** AVAILABLE DATA **

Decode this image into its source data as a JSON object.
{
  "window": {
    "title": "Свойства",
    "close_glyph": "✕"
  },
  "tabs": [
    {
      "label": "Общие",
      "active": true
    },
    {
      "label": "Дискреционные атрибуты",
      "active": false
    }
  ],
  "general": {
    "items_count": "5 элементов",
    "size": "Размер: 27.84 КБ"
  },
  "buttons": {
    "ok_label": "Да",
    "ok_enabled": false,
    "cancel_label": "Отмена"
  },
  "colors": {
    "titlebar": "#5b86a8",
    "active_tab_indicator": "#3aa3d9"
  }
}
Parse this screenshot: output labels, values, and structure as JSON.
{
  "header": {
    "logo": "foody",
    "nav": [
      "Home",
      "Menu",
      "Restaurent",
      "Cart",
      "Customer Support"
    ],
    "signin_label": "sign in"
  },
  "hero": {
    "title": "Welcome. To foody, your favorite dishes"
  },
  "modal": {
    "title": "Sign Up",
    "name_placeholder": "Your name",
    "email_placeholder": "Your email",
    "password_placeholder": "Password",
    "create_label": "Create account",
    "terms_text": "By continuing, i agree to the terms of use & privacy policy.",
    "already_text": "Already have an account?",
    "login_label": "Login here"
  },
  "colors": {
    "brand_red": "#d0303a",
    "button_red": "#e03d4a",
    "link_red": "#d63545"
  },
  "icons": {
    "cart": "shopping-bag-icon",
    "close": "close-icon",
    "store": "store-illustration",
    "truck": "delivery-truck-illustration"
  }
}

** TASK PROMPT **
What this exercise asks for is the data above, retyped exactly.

** RESPONSE AREA **
Decode this image into its source data as a JSON object.
{
  "window": {
    "title": "Свойства",
    "close_glyph": "✕"
  },
  "tabs": [
    {
      "label": "Общие",
      "active": true
    },
    {
      "label": "Дискреционные атрибуты",
      "active": false
    }
  ],
  "general": {
    "items_count": "5 элементов",
    "size": "Размер: 27.84 КБ"
  },
  "buttons": {
    "ok_label": "Да",
    "ok_enabled": false,
    "cancel_label": "Отмена"
  },
  "colors": {
    "titlebar": "#5b86a8",
    "active_tab_indicator": "#3aa3d9"
  }
}
Parse this screenshot: output labels, values, and structure as JSON.
{
  "header": {
    "logo": "foody",
    "nav": [
      "Home",
      "Menu",
      "Restaurent",
      "Cart",
      "Customer Support"
    ],
    "signin_label": "sign in"
  },
  "hero": {
    "title": "Welcome. To foody, your favorite dishes"
  },
  "modal": {
    "title": "Sign Up",
    "name_placeholder": "Your name",
    "email_placeholder": "Your email",
    "password_placeholder": "Password",
    "create_label": "Create account",
    "terms_text": "By continuing, i agree to the terms of use & privacy policy.",
    "already_text": "Already have an account?",
    "login_label": "Login here"
  },
  "colors": {
    "brand_red": "#d0303a",
    "button_red": "#e03d4a",
    "link_red": "#d63545"
  },
  "icons": {
    "cart": "shopping-bag-icon",
    "close": "close-icon",
    "store": "store-illustration",
    "truck": "delivery-truck-illustration"
  }
}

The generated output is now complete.